Posted 05 December 2010 - 10:26 AM
Quiggin's post, No. 19 in this thread, brings back a memory. One thing that has intrigued me about this whole imbroglio is how quickly and definitively our Internetty, Diggy, Facebookey, Twittery age has enabled it to take on a life of its own. Within hours of Alastair Macaulay's article hitting the whateversphere, we were hit with a firestorm of invective. I don't remember anything like this in the wake of Joan Acocella's 1996? review of one of Wendy Whelan's performances, in which she commented that Whelan "looked like a famine victim," and asked "where is her mother?" (I searched in vain for the article; if someone has a link to it, I'd ask that you please post it). It seems to me that Acocella's comment about Whelan's physical appearance was every bit as snarky and provocative as Macaulay's comment about Jenifer Ringer's. However, it appeared at the tail end of the ballpoint-to-foolscap age, when the capability to give instant angry responses and the fora to view them were limited, so we did not see anything like what we have seen in the past 72 hours.

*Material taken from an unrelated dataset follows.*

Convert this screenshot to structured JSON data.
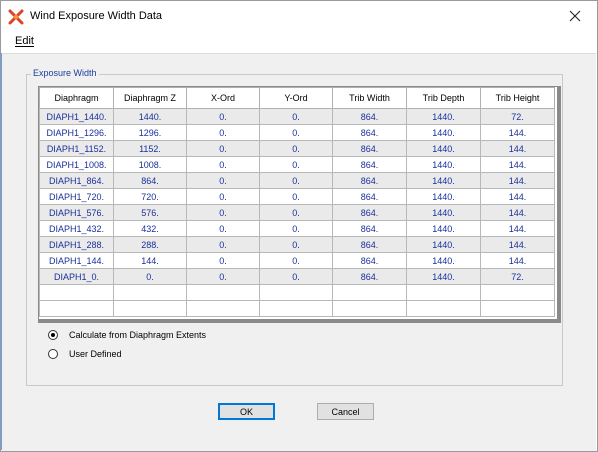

I'm afraid I have to give Macaulay a bit of a pass on this, at least in principle. Although I have loved Wendy Whelan since she was in the corps, I am also forced to admit that her scrawniness occasionally has been sufficiently outlandish to distract from the enjoyment of her always superb dancing. Given the visual aspect of ballet, I do not think discussion of a dancer's physical appearance is necessarily off limits, nor do I think that a good turn of phrase to describe it, even if somewhat mordant, is out of order either. It would have been far more brutal if Macaulay had taken the literal approach and said of Ringer simply "she's tubby." Judging by the discussion of past critics in this thread, Macaulay certainly did not invent harsh criticism, nor do I think his comments set a new dismal standard for gratuitous nastiness. What made me purse my lips, though, was that I know Ringer's medical history, and that Macaulay did not do what a critic ought, which is talk about how she danced that performance.